- Exercise brief
All of the data below must be repeated exactly.

Component data from apps and pages:
========================================================================

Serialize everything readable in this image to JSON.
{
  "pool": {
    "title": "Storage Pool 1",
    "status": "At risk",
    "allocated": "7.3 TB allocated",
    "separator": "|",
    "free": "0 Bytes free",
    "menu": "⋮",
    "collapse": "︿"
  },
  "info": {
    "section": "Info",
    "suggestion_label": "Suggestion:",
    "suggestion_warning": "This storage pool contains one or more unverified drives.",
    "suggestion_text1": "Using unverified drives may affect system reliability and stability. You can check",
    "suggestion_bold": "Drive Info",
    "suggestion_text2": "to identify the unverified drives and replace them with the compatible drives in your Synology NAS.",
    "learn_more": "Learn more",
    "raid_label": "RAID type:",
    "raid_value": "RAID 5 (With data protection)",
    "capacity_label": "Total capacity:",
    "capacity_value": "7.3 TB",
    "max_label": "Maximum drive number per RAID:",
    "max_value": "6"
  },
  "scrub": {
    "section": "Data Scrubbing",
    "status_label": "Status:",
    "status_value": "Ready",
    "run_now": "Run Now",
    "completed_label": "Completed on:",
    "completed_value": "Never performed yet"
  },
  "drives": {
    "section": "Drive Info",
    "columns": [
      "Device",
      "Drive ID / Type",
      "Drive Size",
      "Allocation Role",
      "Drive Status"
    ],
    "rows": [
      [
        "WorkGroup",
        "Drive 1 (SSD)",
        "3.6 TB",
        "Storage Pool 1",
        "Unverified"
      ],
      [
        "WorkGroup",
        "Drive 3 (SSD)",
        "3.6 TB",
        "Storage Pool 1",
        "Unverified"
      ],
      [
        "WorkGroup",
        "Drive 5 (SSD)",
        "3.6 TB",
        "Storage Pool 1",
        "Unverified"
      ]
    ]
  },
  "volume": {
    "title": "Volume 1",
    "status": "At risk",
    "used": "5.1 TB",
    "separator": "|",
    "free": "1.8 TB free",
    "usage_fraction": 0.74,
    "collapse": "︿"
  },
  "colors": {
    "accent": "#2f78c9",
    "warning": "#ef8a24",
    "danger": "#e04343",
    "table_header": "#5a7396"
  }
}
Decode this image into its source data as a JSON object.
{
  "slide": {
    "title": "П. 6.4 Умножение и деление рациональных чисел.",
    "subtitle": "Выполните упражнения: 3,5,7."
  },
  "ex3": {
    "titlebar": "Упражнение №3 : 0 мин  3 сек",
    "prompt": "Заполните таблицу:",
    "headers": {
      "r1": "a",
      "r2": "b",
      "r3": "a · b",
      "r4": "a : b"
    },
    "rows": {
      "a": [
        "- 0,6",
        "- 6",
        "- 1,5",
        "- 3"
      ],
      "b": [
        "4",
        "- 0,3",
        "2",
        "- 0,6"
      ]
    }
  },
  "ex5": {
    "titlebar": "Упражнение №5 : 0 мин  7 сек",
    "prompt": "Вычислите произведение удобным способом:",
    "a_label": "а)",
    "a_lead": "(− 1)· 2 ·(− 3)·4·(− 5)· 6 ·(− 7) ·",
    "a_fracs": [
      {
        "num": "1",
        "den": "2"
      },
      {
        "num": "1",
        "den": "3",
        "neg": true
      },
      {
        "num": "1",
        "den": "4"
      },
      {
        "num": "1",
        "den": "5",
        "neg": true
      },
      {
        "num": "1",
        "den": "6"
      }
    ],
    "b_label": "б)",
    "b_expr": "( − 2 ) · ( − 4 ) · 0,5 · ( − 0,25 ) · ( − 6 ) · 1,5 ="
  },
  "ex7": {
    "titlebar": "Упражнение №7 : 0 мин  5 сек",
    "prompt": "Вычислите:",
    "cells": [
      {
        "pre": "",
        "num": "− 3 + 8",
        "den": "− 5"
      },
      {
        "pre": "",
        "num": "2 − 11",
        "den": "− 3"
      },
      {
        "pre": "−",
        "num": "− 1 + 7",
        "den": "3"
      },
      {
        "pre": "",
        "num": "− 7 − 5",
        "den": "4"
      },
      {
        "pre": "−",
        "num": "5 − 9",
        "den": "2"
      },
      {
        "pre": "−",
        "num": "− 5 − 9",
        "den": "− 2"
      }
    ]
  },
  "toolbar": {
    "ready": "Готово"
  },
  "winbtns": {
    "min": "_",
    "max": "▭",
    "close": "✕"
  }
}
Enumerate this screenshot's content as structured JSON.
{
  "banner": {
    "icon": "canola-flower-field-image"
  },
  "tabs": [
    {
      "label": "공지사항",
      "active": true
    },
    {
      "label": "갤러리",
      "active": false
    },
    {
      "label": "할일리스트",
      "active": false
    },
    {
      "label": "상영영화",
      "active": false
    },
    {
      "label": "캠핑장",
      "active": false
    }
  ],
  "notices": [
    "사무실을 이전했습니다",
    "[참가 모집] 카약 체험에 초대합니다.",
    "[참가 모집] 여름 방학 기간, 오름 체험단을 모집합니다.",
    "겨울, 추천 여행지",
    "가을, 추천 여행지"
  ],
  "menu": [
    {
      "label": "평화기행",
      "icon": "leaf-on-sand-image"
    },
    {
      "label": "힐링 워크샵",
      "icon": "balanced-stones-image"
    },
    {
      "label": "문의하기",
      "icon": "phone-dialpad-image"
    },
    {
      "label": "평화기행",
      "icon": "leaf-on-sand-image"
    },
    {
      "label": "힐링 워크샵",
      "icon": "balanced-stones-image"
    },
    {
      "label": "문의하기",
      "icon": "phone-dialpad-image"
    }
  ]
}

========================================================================

- Exercise solution
Serialize everything readable in this image to JSON.
{
  "pool": {
    "title": "Storage Pool 1",
    "status": "At risk",
    "allocated": "7.3 TB allocated",
    "separator": "|",
    "free": "0 Bytes free",
    "menu": "⋮",
    "collapse": "︿"
  },
  "info": {
    "section": "Info",
    "suggestion_label": "Suggestion:",
    "suggestion_warning": "This storage pool contains one or more unverified drives.",
    "suggestion_text1": "Using unverified drives may affect system reliability and stability. You can check",
    "suggestion_bold": "Drive Info",
    "suggestion_text2": "to identify the unverified drives and replace them with the compatible drives in your Synology NAS.",
    "learn_more": "Learn more",
    "raid_label": "RAID type:",
    "raid_value": "RAID 5 (With data protection)",
    "capacity_label": "Total capacity:",
    "capacity_value": "7.3 TB",
    "max_label": "Maximum drive number per RAID:",
    "max_value": "6"
  },
  "scrub": {
    "section": "Data Scrubbing",
    "status_label": "Status:",
    "status_value": "Ready",
    "run_now": "Run Now",
    "completed_label": "Completed on:",
    "completed_value": "Never performed yet"
  },
  "drives": {
    "section": "Drive Info",
    "columns": [
      "Device",
      "Drive ID / Type",
      "Drive Size",
      "Allocation Role",
      "Drive Status"
    ],
    "rows": [
      [
        "WorkGroup",
        "Drive 1 (SSD)",
        "3.6 TB",
        "Storage Pool 1",
        "Unverified"
      ],
      [
        "WorkGroup",
        "Drive 3 (SSD)",
        "3.6 TB",
        "Storage Pool 1",
        "Unverified"
      ],
      [
        "WorkGroup",
        "Drive 5 (SSD)",
        "3.6 TB",
        "Storage Pool 1",
        "Unverified"
      ]
    ]
  },
  "volume": {
    "title": "Volume 1",
    "status": "At risk",
    "used": "5.1 TB",
    "separator": "|",
    "free": "1.8 TB free",
    "usage_fraction": 0.74,
    "collapse": "︿"
  },
  "colors": {
    "accent": "#2f78c9",
    "warning": "#ef8a24",
    "danger": "#e04343",
    "table_header": "#5a7396"
  }
}
Decode this image into its source data as a JSON object.
{
  "slide": {
    "title": "П. 6.4 Умножение и деление рациональных чисел.",
    "subtitle": "Выполните упражнения: 3,5,7."
  },
  "ex3": {
    "titlebar": "Упражнение №3 : 0 мин  3 сек",
    "prompt": "Заполните таблицу:",
    "headers": {
      "r1": "a",
      "r2": "b",
      "r3": "a · b",
      "r4": "a : b"
    },
    "rows": {
      "a": [
        "- 0,6",
        "- 6",
        "- 1,5",
        "- 3"
      ],
      "b": [
        "4",
        "- 0,3",
        "2",
        "- 0,6"
      ]
    }
  },
  "ex5": {
    "titlebar": "Упражнение №5 : 0 мин  7 сек",
    "prompt": "Вычислите произведение удобным способом:",
    "a_label": "а)",
    "a_lead": "(− 1)· 2 ·(− 3)·4·(− 5)· 6 ·(− 7) ·",
    "a_fracs": [
      {
        "num": "1",
        "den": "2"
      },
      {
        "num": "1",
        "den": "3",
        "neg": true
      },
      {
        "num": "1",
        "den": "4"
      },
      {
        "num": "1",
        "den": "5",
        "neg": true
      },
      {
        "num": "1",
        "den": "6"
      }
    ],
    "b_label": "б)",
    "b_expr": "( − 2 ) · ( − 4 ) · 0,5 · ( − 0,25 ) · ( − 6 ) · 1,5 ="
  },
  "ex7": {
    "titlebar": "Упражнение №7 : 0 мин  5 сек",
    "prompt": "Вычислите:",
    "cells": [
      {
        "pre": "",
        "num": "− 3 + 8",
        "den": "− 5"
      },
      {
        "pre": "",
        "num": "2 − 11",
        "den": "− 3"
      },
      {
        "pre": "−",
        "num": "− 1 + 7",
        "den": "3"
      },
      {
        "pre": "",
        "num": "− 7 − 5",
        "den": "4"
      },
      {
        "pre": "−",
        "num": "5 − 9",
        "den": "2"
      },
      {
        "pre": "−",
        "num": "− 5 − 9",
        "den": "− 2"
      }
    ]
  },
  "toolbar": {
    "ready": "Готово"
  },
  "winbtns": {
    "min": "_",
    "max": "▭",
    "close": "✕"
  }
}
Enumerate this screenshot's content as structured JSON.
{
  "banner": {
    "icon": "canola-flower-field-image"
  },
  "tabs": [
    {
      "label": "공지사항",
      "active": true
    },
    {
      "label": "갤러리",
      "active": false
    },
    {
      "label": "할일리스트",
      "active": false
    },
    {
      "label": "상영영화",
      "active": false
    },
    {
      "label": "캠핑장",
      "active": false
    }
  ],
  "notices": [
    "사무실을 이전했습니다",
    "[참가 모집] 카약 체험에 초대합니다.",
    "[참가 모집] 여름 방학 기간, 오름 체험단을 모집합니다.",
    "겨울, 추천 여행지",
    "가을, 추천 여행지"
  ],
  "menu": [
    {
      "label": "평화기행",
      "icon": "leaf-on-sand-image"
    },
    {
      "label": "힐링 워크샵",
      "icon": "balanced-stones-image"
    },
    {
      "label": "문의하기",
      "icon": "phone-dialpad-image"
    },
    {
      "label": "평화기행",
      "icon": "leaf-on-sand-image"
    },
    {
      "label": "힐링 워크샵",
      "icon": "balanced-stones-image"
    },
    {
      "label": "문의하기",
      "icon": "phone-dialpad-image"
    }
  ]
}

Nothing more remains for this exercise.